RECORDS:

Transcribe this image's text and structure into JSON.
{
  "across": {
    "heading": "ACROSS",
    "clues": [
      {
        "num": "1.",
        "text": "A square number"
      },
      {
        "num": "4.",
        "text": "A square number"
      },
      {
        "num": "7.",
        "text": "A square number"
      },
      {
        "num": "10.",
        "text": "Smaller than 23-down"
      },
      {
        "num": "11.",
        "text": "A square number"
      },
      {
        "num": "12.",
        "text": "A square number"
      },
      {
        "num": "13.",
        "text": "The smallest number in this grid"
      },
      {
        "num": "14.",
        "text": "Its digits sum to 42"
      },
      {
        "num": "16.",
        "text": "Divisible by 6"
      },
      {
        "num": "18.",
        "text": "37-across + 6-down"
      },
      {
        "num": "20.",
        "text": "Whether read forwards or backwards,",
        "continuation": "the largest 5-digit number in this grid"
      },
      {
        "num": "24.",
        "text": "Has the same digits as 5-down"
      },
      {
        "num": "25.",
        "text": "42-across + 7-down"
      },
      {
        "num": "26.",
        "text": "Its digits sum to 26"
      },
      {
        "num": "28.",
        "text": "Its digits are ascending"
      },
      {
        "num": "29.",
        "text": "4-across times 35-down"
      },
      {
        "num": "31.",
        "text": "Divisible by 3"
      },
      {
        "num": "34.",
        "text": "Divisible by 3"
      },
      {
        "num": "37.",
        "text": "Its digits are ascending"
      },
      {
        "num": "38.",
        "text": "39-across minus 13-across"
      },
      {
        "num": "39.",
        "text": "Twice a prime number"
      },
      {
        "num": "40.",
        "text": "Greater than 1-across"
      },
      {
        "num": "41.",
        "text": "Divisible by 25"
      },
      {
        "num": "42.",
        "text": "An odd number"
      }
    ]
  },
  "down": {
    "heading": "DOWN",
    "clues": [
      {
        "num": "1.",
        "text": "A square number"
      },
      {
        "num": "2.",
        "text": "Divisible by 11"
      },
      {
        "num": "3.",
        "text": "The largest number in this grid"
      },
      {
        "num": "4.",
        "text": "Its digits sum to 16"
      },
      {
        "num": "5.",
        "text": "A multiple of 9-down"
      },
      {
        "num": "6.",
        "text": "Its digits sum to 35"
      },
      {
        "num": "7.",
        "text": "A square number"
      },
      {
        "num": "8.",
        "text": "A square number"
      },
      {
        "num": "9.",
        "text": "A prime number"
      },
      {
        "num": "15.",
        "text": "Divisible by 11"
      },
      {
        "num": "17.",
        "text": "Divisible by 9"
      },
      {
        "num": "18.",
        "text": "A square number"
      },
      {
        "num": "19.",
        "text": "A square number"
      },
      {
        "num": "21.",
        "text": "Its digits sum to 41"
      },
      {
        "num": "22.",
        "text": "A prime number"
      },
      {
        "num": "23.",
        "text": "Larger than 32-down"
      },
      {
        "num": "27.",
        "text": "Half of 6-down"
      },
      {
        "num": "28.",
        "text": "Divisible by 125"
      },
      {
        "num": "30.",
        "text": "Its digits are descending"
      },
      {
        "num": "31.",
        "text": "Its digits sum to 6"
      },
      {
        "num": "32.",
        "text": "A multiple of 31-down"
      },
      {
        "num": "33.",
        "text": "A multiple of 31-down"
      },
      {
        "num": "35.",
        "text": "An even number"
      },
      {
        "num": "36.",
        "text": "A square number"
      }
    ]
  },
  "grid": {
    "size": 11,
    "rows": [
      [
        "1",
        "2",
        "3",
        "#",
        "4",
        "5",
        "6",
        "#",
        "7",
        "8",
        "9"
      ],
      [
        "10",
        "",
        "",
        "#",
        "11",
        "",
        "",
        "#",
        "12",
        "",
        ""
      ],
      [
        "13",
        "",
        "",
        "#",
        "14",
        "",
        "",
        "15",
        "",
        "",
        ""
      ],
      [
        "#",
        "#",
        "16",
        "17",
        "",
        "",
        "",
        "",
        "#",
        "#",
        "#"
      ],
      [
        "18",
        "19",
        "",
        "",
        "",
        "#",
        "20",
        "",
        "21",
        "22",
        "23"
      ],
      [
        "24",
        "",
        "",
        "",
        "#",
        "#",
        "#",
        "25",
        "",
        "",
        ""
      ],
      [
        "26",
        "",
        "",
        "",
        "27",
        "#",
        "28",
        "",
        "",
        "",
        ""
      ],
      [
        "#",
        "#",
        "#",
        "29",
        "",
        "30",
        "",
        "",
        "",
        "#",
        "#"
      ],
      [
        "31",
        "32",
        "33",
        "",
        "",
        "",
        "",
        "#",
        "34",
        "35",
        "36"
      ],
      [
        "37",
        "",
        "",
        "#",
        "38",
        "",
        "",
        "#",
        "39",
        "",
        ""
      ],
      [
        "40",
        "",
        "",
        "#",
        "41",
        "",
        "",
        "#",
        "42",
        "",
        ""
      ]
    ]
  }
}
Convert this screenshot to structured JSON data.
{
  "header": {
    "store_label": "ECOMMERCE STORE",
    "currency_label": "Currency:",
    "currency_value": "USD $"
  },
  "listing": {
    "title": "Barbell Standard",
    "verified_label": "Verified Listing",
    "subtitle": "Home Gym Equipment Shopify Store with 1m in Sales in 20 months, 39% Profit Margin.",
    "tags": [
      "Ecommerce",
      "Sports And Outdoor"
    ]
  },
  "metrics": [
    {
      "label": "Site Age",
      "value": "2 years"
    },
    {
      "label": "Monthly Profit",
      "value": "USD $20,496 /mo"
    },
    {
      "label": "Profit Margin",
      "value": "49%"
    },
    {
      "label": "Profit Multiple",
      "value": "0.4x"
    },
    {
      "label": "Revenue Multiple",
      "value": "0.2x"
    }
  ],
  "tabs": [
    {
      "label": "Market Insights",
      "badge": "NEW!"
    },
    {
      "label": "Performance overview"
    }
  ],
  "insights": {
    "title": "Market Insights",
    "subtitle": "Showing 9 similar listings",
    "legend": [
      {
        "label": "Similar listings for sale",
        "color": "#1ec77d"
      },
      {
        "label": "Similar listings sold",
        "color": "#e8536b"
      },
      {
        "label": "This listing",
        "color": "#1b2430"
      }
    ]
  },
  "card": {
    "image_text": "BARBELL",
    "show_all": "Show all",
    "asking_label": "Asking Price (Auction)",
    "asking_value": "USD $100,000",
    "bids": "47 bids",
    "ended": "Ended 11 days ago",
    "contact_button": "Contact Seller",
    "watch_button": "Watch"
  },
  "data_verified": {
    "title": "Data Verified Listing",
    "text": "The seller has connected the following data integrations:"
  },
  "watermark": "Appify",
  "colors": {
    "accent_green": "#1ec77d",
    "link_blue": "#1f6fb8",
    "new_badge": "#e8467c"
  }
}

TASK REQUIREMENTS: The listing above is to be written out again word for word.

OUTPUT OF THE TASK:
Transcribe this image's text and structure into JSON.
{
  "across": {
    "heading": "ACROSS",
    "clues": [
      {
        "num": "1.",
        "text": "A square number"
      },
      {
        "num": "4.",
        "text": "A square number"
      },
      {
        "num": "7.",
        "text": "A square number"
      },
      {
        "num": "10.",
        "text": "Smaller than 23-down"
      },
      {
        "num": "11.",
        "text": "A square number"
      },
      {
        "num": "12.",
        "text": "A square number"
      },
      {
        "num": "13.",
        "text": "The smallest number in this grid"
      },
      {
        "num": "14.",
        "text": "Its digits sum to 42"
      },
      {
        "num": "16.",
        "text": "Divisible by 6"
      },
      {
        "num": "18.",
        "text": "37-across + 6-down"
      },
      {
        "num": "20.",
        "text": "Whether read forwards or backwards,",
        "continuation": "the largest 5-digit number in this grid"
      },
      {
        "num": "24.",
        "text": "Has the same digits as 5-down"
      },
      {
        "num": "25.",
        "text": "42-across + 7-down"
      },
      {
        "num": "26.",
        "text": "Its digits sum to 26"
      },
      {
        "num": "28.",
        "text": "Its digits are ascending"
      },
      {
        "num": "29.",
        "text": "4-across times 35-down"
      },
      {
        "num": "31.",
        "text": "Divisible by 3"
      },
      {
        "num": "34.",
        "text": "Divisible by 3"
      },
      {
        "num": "37.",
        "text": "Its digits are ascending"
      },
      {
        "num": "38.",
        "text": "39-across minus 13-across"
      },
      {
        "num": "39.",
        "text": "Twice a prime number"
      },
      {
        "num": "40.",
        "text": "Greater than 1-across"
      },
      {
        "num": "41.",
        "text": "Divisible by 25"
      },
      {
        "num": "42.",
        "text": "An odd number"
      }
    ]
  },
  "down": {
    "heading": "DOWN",
    "clues": [
      {
        "num": "1.",
        "text": "A square number"
      },
      {
        "num": "2.",
        "text": "Divisible by 11"
      },
      {
        "num": "3.",
        "text": "The largest number in this grid"
      },
      {
        "num": "4.",
        "text": "Its digits sum to 16"
      },
      {
        "num": "5.",
        "text": "A multiple of 9-down"
      },
      {
        "num": "6.",
        "text": "Its digits sum to 35"
      },
      {
        "num": "7.",
        "text": "A square number"
      },
      {
        "num": "8.",
        "text": "A square number"
      },
      {
        "num": "9.",
        "text": "A prime number"
      },
      {
        "num": "15.",
        "text": "Divisible by 11"
      },
      {
        "num": "17.",
        "text": "Divisible by 9"
      },
      {
        "num": "18.",
        "text": "A square number"
      },
      {
        "num": "19.",
        "text": "A square number"
      },
      {
        "num": "21.",
        "text": "Its digits sum to 41"
      },
      {
        "num": "22.",
        "text": "A prime number"
      },
      {
        "num": "23.",
        "text": "Larger than 32-down"
      },
      {
        "num": "27.",
        "text": "Half of 6-down"
      },
      {
        "num": "28.",
        "text": "Divisible by 125"
      },
      {
        "num": "30.",
        "text": "Its digits are descending"
      },
      {
        "num": "31.",
        "text": "Its digits sum to 6"
      },
      {
        "num": "32.",
        "text": "A multiple of 31-down"
      },
      {
        "num": "33.",
        "text": "A multiple of 31-down"
      },
      {
        "num": "35.",
        "text": "An even number"
      },
      {
        "num": "36.",
        "text": "A square number"
      }
    ]
  },
  "grid": {
    "size": 11,
    "rows": [
      [
        "1",
        "2",
        "3",
        "#",
        "4",
        "5",
        "6",
        "#",
        "7",
        "8",
        "9"
      ],
      [
        "10",
        "",
        "",
        "#",
        "11",
        "",
        "",
        "#",
        "12",
        "",
        ""
      ],
      [
        "13",
        "",
        "",
        "#",
        "14",
        "",
        "",
        "15",
        "",
        "",
        ""
      ],
      [
        "#",
        "#",
        "16",
        "17",
        "",
        "",
        "",
        "",
        "#",
        "#",
        "#"
      ],
      [
        "18",
        "19",
        "",
        "",
        "",
        "#",
        "20",
        "",
        "21",
        "22",
        "23"
      ],
      [
        "24",
        "",
        "",
        "",
        "#",
        "#",
        "#",
        "25",
        "",
        "",
        ""
      ],
      [
        "26",
        "",
        "",
        "",
        "27",
        "#",
        "28",
        "",
        "",
        "",
        ""
      ],
      [
        "#",
        "#",
        "#",
        "29",
        "",
        "30",
        "",
        "",
        "",
        "#",
        "#"
      ],
      [
        "31",
        "32",
        "33",
        "",
        "",
        "",
        "",
        "#",
        "34",
        "35",
        "36"
      ],
      [
        "37",
        "",
        "",
        "#",
        "38",
        "",
        "",
        "#",
        "39",
        "",
        ""
      ],
      [
        "40",
        "",
        "",
        "#",
        "41",
        "",
        "",
        "#",
        "42",
        "",
        ""
      ]
    ]
  }
}
Convert this screenshot to structured JSON data.
{
  "header": {
    "store_label": "ECOMMERCE STORE",
    "currency_label": "Currency:",
    "currency_value": "USD $"
  },
  "listing": {
    "title": "Barbell Standard",
    "verified_label": "Verified Listing",
    "subtitle": "Home Gym Equipment Shopify Store with 1m in Sales in 20 months, 39% Profit Margin.",
    "tags": [
      "Ecommerce",
      "Sports And Outdoor"
    ]
  },
  "metrics": [
    {
      "label": "Site Age",
      "value": "2 years"
    },
    {
      "label": "Monthly Profit",
      "value": "USD $20,496 /mo"
    },
    {
      "label": "Profit Margin",
      "value": "49%"
    },
    {
      "label": "Profit Multiple",
      "value": "0.4x"
    },
    {
      "label": "Revenue Multiple",
      "value": "0.2x"
    }
  ],
  "tabs": [
    {
      "label": "Market Insights",
      "badge": "NEW!"
    },
    {
      "label": "Performance overview"
    }
  ],
  "insights": {
    "title": "Market Insights",
    "subtitle": "Showing 9 similar listings",
    "legend": [
      {
        "label": "Similar listings for sale",
        "color": "#1ec77d"
      },
      {
        "label": "Similar listings sold",
        "color": "#e8536b"
      },
      {
        "label": "This listing",
        "color": "#1b2430"
      }
    ]
  },
  "card": {
    "image_text": "BARBELL",
    "show_all": "Show all",
    "asking_label": "Asking Price (Auction)",
    "asking_value": "USD $100,000",
    "bids": "47 bids",
    "ended": "Ended 11 days ago",
    "contact_button": "Contact Seller",
    "watch_button": "Watch"
  },
  "data_verified": {
    "title": "Data Verified Listing",
    "text": "The seller has connected the following data integrations:"
  },
  "watermark": "Appify",
  "colors": {
    "accent_green": "#1ec77d",
    "link_blue": "#1f6fb8",
    "new_badge": "#e8467c"
  }
}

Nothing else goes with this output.